Records from a dataset
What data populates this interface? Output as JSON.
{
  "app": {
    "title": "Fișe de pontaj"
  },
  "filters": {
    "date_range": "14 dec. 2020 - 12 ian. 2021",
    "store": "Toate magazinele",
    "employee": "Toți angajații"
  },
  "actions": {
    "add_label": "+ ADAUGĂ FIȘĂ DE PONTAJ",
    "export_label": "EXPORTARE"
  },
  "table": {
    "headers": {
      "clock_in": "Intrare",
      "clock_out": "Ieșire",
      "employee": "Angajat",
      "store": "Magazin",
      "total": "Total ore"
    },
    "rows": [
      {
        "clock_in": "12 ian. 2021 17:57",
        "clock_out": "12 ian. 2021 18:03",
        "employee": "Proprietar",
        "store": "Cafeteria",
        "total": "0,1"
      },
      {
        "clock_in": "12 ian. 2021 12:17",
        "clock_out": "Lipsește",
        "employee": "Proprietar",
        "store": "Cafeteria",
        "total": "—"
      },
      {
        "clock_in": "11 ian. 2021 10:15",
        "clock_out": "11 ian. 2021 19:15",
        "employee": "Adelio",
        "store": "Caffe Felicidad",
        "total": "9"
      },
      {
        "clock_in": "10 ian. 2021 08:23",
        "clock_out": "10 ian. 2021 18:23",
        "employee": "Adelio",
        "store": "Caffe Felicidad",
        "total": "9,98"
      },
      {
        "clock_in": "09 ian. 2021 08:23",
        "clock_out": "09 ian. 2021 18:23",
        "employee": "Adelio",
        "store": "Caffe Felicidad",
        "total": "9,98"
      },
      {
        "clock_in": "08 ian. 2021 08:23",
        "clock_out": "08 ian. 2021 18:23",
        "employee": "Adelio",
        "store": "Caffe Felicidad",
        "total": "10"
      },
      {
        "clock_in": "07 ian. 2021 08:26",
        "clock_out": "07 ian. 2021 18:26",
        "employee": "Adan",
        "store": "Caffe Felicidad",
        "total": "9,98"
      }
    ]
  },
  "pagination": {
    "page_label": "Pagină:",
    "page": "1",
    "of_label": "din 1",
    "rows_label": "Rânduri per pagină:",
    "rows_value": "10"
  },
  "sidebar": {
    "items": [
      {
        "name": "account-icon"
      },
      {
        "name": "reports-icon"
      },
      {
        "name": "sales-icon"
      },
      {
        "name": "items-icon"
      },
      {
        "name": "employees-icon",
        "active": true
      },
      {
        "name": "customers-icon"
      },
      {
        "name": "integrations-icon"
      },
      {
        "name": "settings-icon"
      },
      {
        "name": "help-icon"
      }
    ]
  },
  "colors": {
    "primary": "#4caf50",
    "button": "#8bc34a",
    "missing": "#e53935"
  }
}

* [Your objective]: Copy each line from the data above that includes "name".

* [Solution below]:
        "name": "account-icon"
        "name": "reports-icon"
        "name": "sales-icon"
        "name": "items-icon"
        "name": "employees-icon",
        "name": "customers-icon"
        "name": "integrations-icon"
        "name": "settings-icon"
        "name": "help-icon"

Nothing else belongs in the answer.